Notes: ‘Government spending’ refers to Total Managed Expenditure. ‘Government receipts’ refers to Public Sector Current Receipts.
‘Other indirect taxes’ includes alcohol duties, tobacco duties, betting and gaming duties, air passenger duty, insurance premium tax, landfill tax, climate change levy, vehicle excise duties and soft drinks industry levy. ‘Corporation taxes’ includes corporation tax, petroleum revenue tax, oil royalties, bank surcharge, bank levy and diverted profits tax. ‘Property taxes’ includes council tax and business rates. ‘Capital taxes’ includes stamp duties, capital gains tax and inheritance tax. ‘Other taxes’ is a residual measure, including devolved taxes and environmental levies, which are generally part of government schemes that translate higher revenues directly into higher spending. Non-tax receipts include interest and dividend income and the operating surplus of publicly owned corporations
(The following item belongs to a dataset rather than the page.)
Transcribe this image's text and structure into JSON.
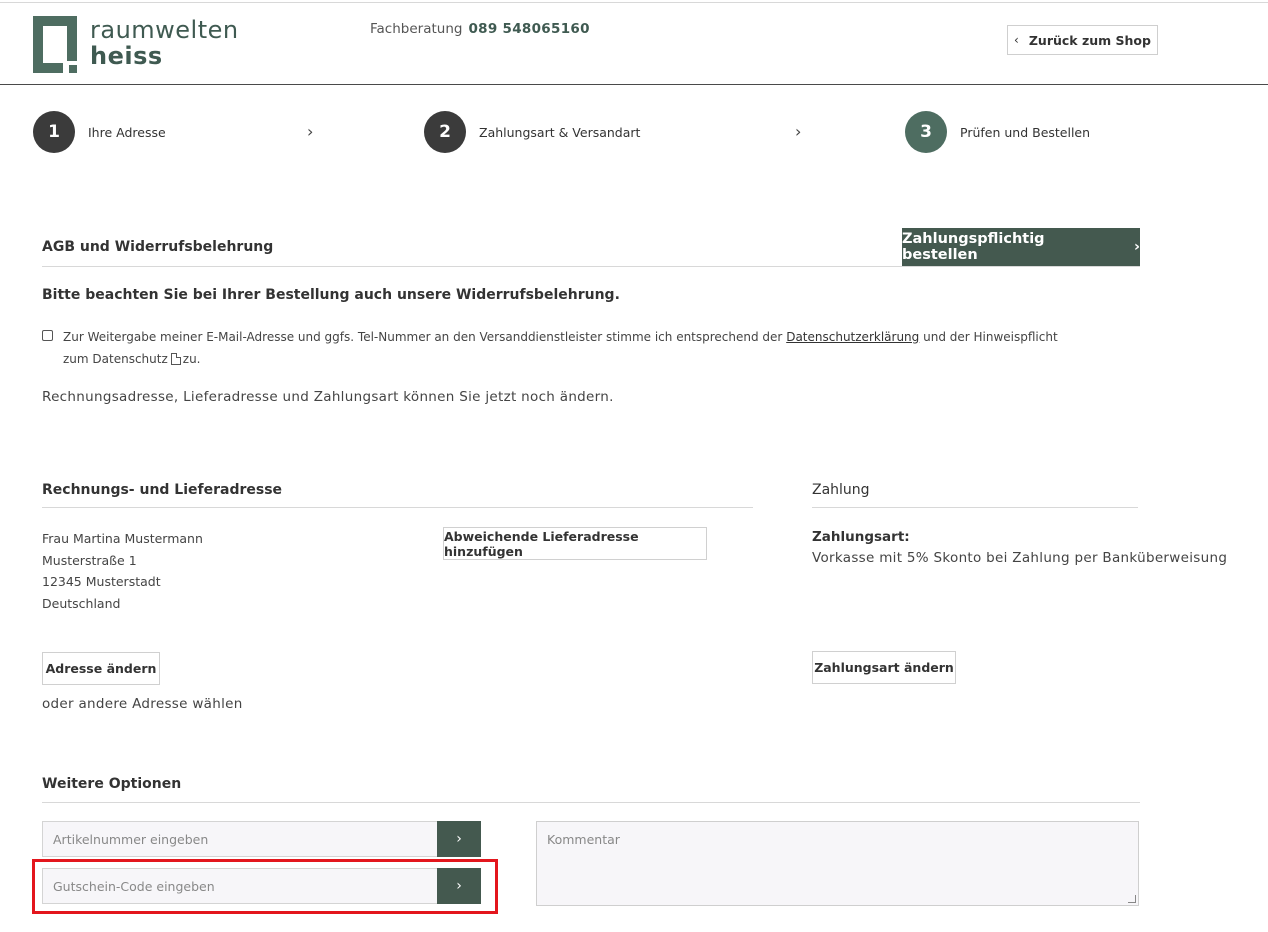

Sources: Office for Budget Responsibility, Public Finances Databank, October 2017 (http://budgetresponsibility.org.uk/data/); Office for Budget Responsibility, Economic and Fiscal Outlook, March 2017 (http://budgetresponsibility.org.uk/efo/economic-fiscal-outlook-march-2017/); HM Treasury, Public Expenditure Statistical Analyses, July 2017 (https://www.gov.uk/government/collections/public-expenditure-statistical-analyses-pesa)
Note: Figure shows Public Sector Net Borrowing
Source: Office for Budget Responsibility, Public Finances Databank, October 2017 (http://budgetresponsibility.org.uk/data/); Office for Budget Responsibility, Economic and Fiscal Outlook, March 2017 (http://budgetresponsibility.org.uk/efo/economic-fiscal-outlook-march-2017/).
Note: Black lines refer to average growth rates in the relevant periods (1972–2007, 2010–2016, 2017–2021).
Source: Office for National Statistics series LZVB; Office for Budget Responsibility, Economic and Fiscal Outlook, March 2017 (http://budgetresponsibility.org.uk/efo/economic-fiscal-outlook-march-2017/).
Note: ‘Moderate’ scenario assumes OBR downgrades growth in line with the Bank of England’s August Forecast. ‘Very poor’ scenario assumes that productivity growth is only 0.4% per year. ‘Weak’ scenario assumes OBR downgrades halfway towards the ‘very poor’ scenario (productivity growth of 1% per year on average).
Source: C. Emmerson and T. Pope Autumn 2017 Budget: Options for Easing the Squeeze, IFS Report 133 (https://www.ifs.org.uk/publications/10010).
Source: HM Treasury, Public Expenditure Statistical Analyses, July 2017 (https://www.gov.uk/government/collections/public-expenditure-statistical-analyses-pesa).
Note: Colour of bar refers to party or parties in government after the election. All figures based on the cost of the measure in the final year on the scorecard.
Source: Office for Budget Responsibility, Policy Measures Database (http://budgetresponsibility.org.uk/data/).